As I argued in Cheap on Crime, 2008 was the first year in more than three decades in which criminal justice was not a fundamental part of the conversation. Obama and McCain, and in 2012 Obama and Romney, discussed the economy, immigration, and foreign policy (albeit to a lesser extent), but did not much address mass incarceration. With the advent of the financial crisis, and the state and local frantic scramble for funds, the political scene was a fertile Petri dish for bipartisan collaborations.
Indeed, the Obama administration did a lot of important things--some merely symbolic, some practical--to reverse the mass incarceration trend. They reduced the crack/powder cocaine disparity, scaled back mandatory minimums, proclaimed a federal intention to stay away from marijuana-legalizing states, made changes to solitary confinement in the federal system, created the conditions for the DEA to consider descheduling marijuana, and it is rumored that some death row pardons might be in the works. Obama's personal decency, deep humanity and presidential demeanor contributed to the perception of this administration as more committed to fairness and moderation: among other things, he visited a federal prison in Oklahoma and spoke there of reform, and recently he had lunch with a group of nonviolent drug offenders whose sentences he commuted.
This is wonderful stuff, and the Obama administration should be lauded for all this. Sadly, none of the candidates on offer for 2016, with no exception, match his eloquence, dignity, integrity, and good sense. And indeed, even though the federal system is small in scope, it does have some impact on criminal justice reform.

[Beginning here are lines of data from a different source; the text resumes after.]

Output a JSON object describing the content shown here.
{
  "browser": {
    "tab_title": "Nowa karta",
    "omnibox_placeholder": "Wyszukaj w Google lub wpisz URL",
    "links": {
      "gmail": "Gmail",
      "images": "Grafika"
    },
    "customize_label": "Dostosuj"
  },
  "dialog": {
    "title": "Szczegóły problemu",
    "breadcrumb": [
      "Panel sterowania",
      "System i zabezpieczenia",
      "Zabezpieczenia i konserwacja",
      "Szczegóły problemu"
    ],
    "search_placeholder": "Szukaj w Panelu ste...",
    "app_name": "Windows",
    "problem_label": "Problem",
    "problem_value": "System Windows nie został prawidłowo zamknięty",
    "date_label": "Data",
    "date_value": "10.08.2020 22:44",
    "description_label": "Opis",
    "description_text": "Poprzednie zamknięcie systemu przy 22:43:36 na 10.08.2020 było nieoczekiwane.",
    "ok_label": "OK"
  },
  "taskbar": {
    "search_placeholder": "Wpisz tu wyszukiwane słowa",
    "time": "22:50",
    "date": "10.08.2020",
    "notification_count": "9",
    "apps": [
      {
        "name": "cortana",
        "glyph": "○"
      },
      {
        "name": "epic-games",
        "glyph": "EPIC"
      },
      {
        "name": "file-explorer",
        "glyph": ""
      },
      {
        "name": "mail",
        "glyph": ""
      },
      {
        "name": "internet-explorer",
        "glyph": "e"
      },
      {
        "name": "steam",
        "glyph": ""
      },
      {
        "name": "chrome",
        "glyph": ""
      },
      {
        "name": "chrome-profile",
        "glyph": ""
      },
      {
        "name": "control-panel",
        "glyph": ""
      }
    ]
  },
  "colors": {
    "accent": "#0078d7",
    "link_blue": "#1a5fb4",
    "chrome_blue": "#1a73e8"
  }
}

According to the Bureau of Justice Statistics data, in 2014 there were 1,561,525 federal and state prisoners in the United States. 1,350,958 (86.5%) of them were held in state prisons and 210,567 (13.5%) in federal prisons. The 1% decline in prison population between 2013 and 2014 is attributable in part to the federal system, which saw a decline of 2.5%, compared to the 0.7% in the states. So, yes--some change can be made at the federal level, but its impact on the overall system is fairly limited.
An example that has recently been in the news is the confrontation between Bill Clinton, campaigning for his wife, and the Black Lives Matters activists. As John Pfaff argues in the New York Times, the 1994 Crime Bill--lauded by Clinton for its effects on public safety and excoriated by the activists for its effects on incarceration--did neither of these things. Pfaff writes:
We know the act didn’t cause mass incarceration: Prison populations started rising around 1974, and by 1994 they had roughly tripled, from 300,000 to over one million. It’s almost surely the case that America was the world’s largest jailer well before the act was passed. So if the act didn’t cause mass incarceration, the question becomes: Did it help continue to drive it? The answer, by and large, is no.
For one thing, most of the act’s provisions applied only to federal crimes. The tough new anti-gang laws, the expanded death-penalty provisions, the three-strikes laws: All applied only to those tried in federal court. And those, over all, are fairly minor players, with the federal prison system holding about only 13 percent of all prisoners. The other 87 percent of inmates are in state systems — and none of the act’s new criminal laws affected what happened in state systems.But, the Act's role in reducing crime was also marginal at best:
The most obvious thing to consider is that rates of violent crimes and property crime began to decline in 1992, three years before the law’s various provisions started going into effect. There’s no real perceptible change in the rate of that decline after the act. If you want to claim that the law did much to stop crime, this alone is a pretty significant problem. It’s not the only one, either.
For one thing, if the law had very little impact on prison populations (despite all the claims to the contrary), then it can’t take credit for however much crime was reduced by rising incarceration. And while the act authorized almost $10 billion over six years to hire up to 100,000 additional police officers — a provision that could have reduced crime — the data suggest any impact was fairly slight. (Once again, $10 billion seems like a lot, but local governments spent over $250 billion on policing during the six years the program was in effect.) All told, the policing program seems to have pushed crime rates down by perhaps an additional 1 percent. And a government review of the included assault-weapons ban found that its effect was minimal, if only because people shifted to non-assault weapons with large-capacity magazines.There are important things that a conscientious federal administration can affect. It can make it easier for inmates to review their cases through habeas corpus, thus perhaps correcting some of the horrific miscarriages of justice in cases of exnoerees. It can make it easier to litigate prison conditions in federal courts. It can make important symbolic gains in the fight against the death penalty and the war on drugs.
But the bottom line is that, if you want to see criminal justice reform with substantial consequences, you are better off focusing on the state and local arena. Among the propositions battling for your attention are Justice That Works, a death penalty repeal measure; Gov. Brown's initiative to abolish direct filing of juvenile cases in adult courts and to bring back some early releases; and an initiative to legalize marijuana in California. This is a remarkable year that could generate massive improvements where they matter, so don't let the Drumpf circus throw off your focus.